Discussion on the Compression of the Resistance Range in Two-port Networks
Load variations are a known problem for resonant conversion systems. With a wide range of variations, each requires a significant change in the switching frequency, complicating EMI compatibility design, and efficiency that would reduce especially in light load conditions. The load variation problem can be significantly reduced with use of dedicated circuitry that would "compress" the variation of the load resistance into a smaller range. Current effort in the scientific community examines a structure that utilizes a passive, lossless network with the combination of passive rectifiers. Although the structure (called resistance compression network) is simple and significant suppression of the load variations is possible, the structure is only applicable to DC-DC conversion systems, where the same effect could be achieved if the active solution had been pursued instead.

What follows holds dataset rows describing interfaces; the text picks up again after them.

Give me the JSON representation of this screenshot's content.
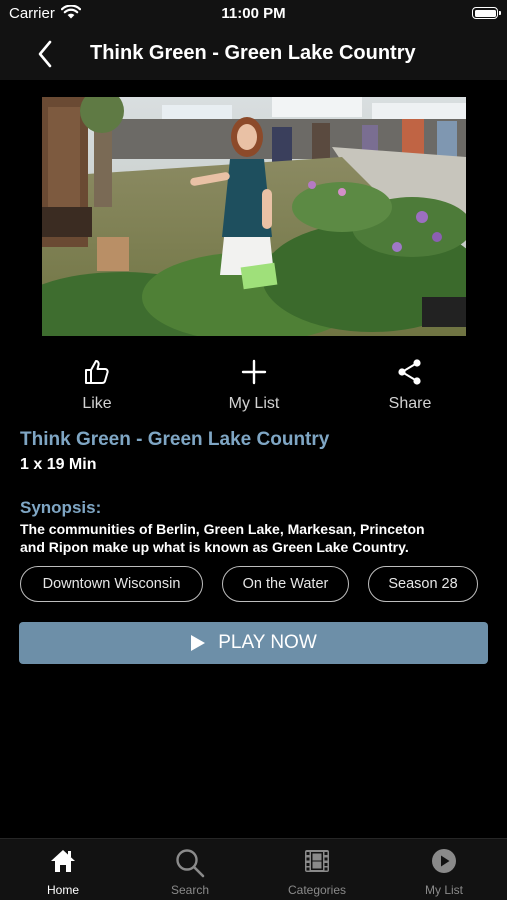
{
  "status_bar": {
    "carrier": "Carrier",
    "time": "11:00 PM"
  },
  "nav": {
    "title": "Think Green - Green Lake Country",
    "back_icon": "chevron-left-icon"
  },
  "video": {
    "thumbnail_description": ""
  },
  "actions": [
    {
      "label": "Like",
      "icon": "thumbs-up-icon"
    },
    {
      "label": "My List",
      "icon": "plus-icon"
    },
    {
      "label": "Share",
      "icon": "share-icon"
    }
  ],
  "details": {
    "title": "Think Green - Green Lake Country",
    "duration": "1 x 19 Min",
    "synopsis_heading": "Synopsis:",
    "synopsis_line1": "The communities of Berlin, Green Lake, Markesan, Princeton",
    "synopsis_line2": "and Ripon make up what is known as Green Lake Country."
  },
  "tags": [
    "Downtown Wisconsin",
    "On the Water",
    "Season 28"
  ],
  "play_button": {
    "label": "PLAY NOW"
  },
  "tab_bar": [
    {
      "label": "Home",
      "icon": "home-icon",
      "active": true
    },
    {
      "label": "Search",
      "icon": "search-icon",
      "active": false
    },
    {
      "label": "Categories",
      "icon": "film-icon",
      "active": false
    },
    {
      "label": "My List",
      "icon": "play-circle-icon",
      "active": false
    }
  ],
  "colors": {
    "accent": "#7fa6c4",
    "play_button": "#6d8fa8",
    "background": "#000000",
    "bar": "#121212"
  }
}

Thus, this work examines the existence and practicality of the resistance compression networks for resonant power conversion. The investigation has been carried out generalizing a compression network as the Linear, Time-Invariant, lossless two-port network (Fig. 1). ABCD parameters have been used in the analysis. After some mathematical derivations, it was found that such a range in a compression circuit cannot be synthetized. Fig. 2 summarizes the issue. Although the compression can be achieved when looking at the real part of the input impedance (range [10 ω, 100 ω] compressed to [1 ω, 6 ω]), it is not possible to keep the imaginary part of the impedance small. The solution has to be found as a time-variant circuit and one such practical topology will be presented in the full paper, namely a resistive point-compressor, where a range of resistance is compressed to a single point only.